If it wasn’t for the fact that the Murderbot Diaries have a very clear and genuine character arc running through them, I would say that the author Martha Wells is being a troll.
The covers all feature images of the title character decked in armor that wouldn’t be out of place in Halo with a faceless helmet. And the title character is called Murderbot for crying out loud. The expectation is an action-driven series.
And while there is plenty of action and Murderbot is great at combat, that isn’t the driving point of the series. As well as being really good at fighting and various combat situations, Murderbot is also emotionally damaged, has high social anxiety and uses soap operas as a coping mechanism.
And, in literally the first scene of the first book, Murderbot opens its visor to reveal its cloned human face, establishing it even has a face. That one scene alone completely subverted my expectations.
(I will note that Wells gives Murderbot a very specific traumatic event that causes it to break its restraining bolt/governing unit so it has free will and has left it in an emotionally fragile state. Won’t spoil it. Read the series for yourself.)
Part of what attracted my interest in the series in the first place was that I read that is was a science fiction metaphor for transitioning. Murderbot doesn’t have a gender but it is transitioning to its own person.
Reading the first book, I felt that that might be a stretch. Then, when the second book dealt with body adjustment and social-emotional adjustment, I could see that this was authorial intent.
This ain’t the Bicentennial Man. This isn’t about becoming human.
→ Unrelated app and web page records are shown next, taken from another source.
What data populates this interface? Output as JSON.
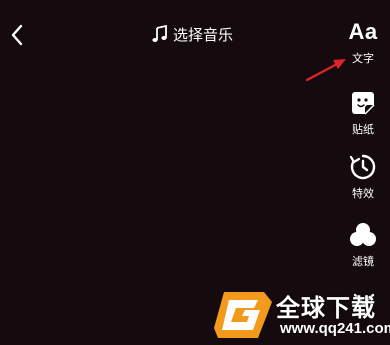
{
  "header": {
    "back_icon": "chevron-left-icon",
    "music_icon": "music-note-icon",
    "music_label": "选择音乐"
  },
  "toolbar": {
    "text": {
      "glyph": "Aa",
      "label": "文字",
      "icon": "text-icon"
    },
    "sticker": {
      "label": "贴纸",
      "icon": "sticker-icon"
    },
    "effects": {
      "label": "特效",
      "icon": "timer-effects-icon"
    },
    "filter": {
      "label": "滤镜",
      "icon": "filter-circles-icon"
    }
  },
  "annotation": {
    "icon": "red-arrow-icon",
    "color": "#e0242b"
  },
  "collapse": {
    "icon": "chevron-down-icon"
  },
  "watermark": {
    "title": "全球下载",
    "url": "www.qq241.com",
    "logo_color": "#f39a1d"
  },
  "colors": {
    "background": "#150a0d",
    "foreground": "#ffffff"
  }
}
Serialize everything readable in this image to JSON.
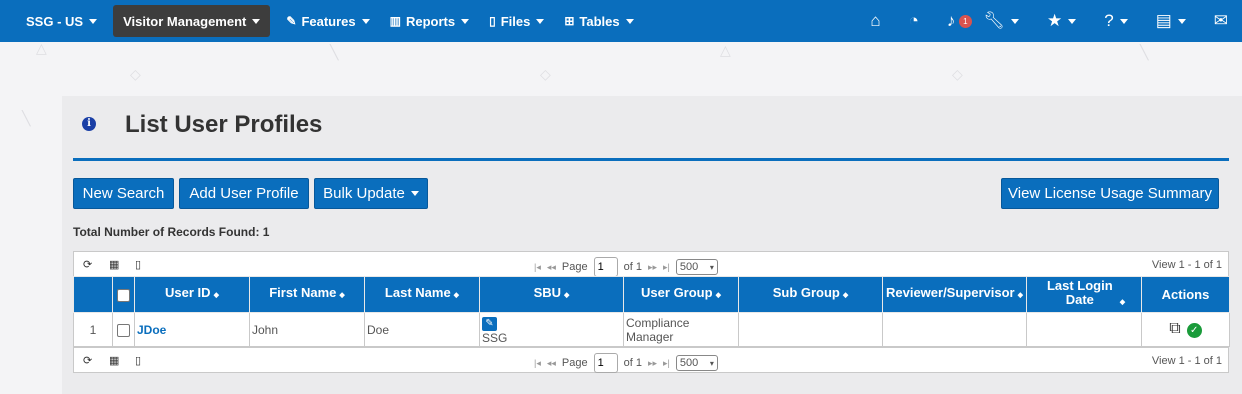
{
  "navbar": {
    "items": [
      {
        "label": "SSG - US"
      },
      {
        "label": "Visitor Management"
      },
      {
        "label": "Features"
      },
      {
        "label": "Reports"
      },
      {
        "label": "Files"
      },
      {
        "label": "Tables"
      }
    ],
    "notification_count": "1",
    "icons": [
      "home-icon",
      "dashboard-icon",
      "bell-icon",
      "wrench-icon",
      "star-icon",
      "help-icon",
      "book-icon",
      "envelope-icon"
    ]
  },
  "page": {
    "title": "List User Profiles",
    "records_found": "Total Number of Records Found: 1"
  },
  "buttons": {
    "new_search": "New Search",
    "add_user_profile": "Add User Profile",
    "bulk_update": "Bulk Update",
    "view_license": "View License Usage Summary"
  },
  "pager": {
    "page_label": "Page",
    "page_value": "1",
    "of_label": "of 1",
    "rows_per_page": "500",
    "view_text": "View 1 - 1 of 1"
  },
  "table": {
    "headers": [
      "User ID",
      "First Name",
      "Last Name",
      "SBU",
      "User Group",
      "Sub Group",
      "Reviewer/Supervisor",
      "Last Login Date",
      "Actions"
    ],
    "rows": [
      {
        "num": "1",
        "user_id": "JDoe",
        "first_name": "John",
        "last_name": "Doe",
        "sbu": "SSG",
        "user_group": "Compliance Manager",
        "sub_group": "",
        "reviewer": "",
        "last_login": ""
      }
    ]
  },
  "colors": {
    "primary": "#0a6ebd",
    "nav_active": "#3d3d3d",
    "badge": "#d9534f",
    "success": "#1a9b3a"
  }
}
It’s about Murderbot becoming their own thing, not what society tells them to be.
The series is also pretty funny.
I’m four books in and I’m going to read this series to the end.
Post a Comment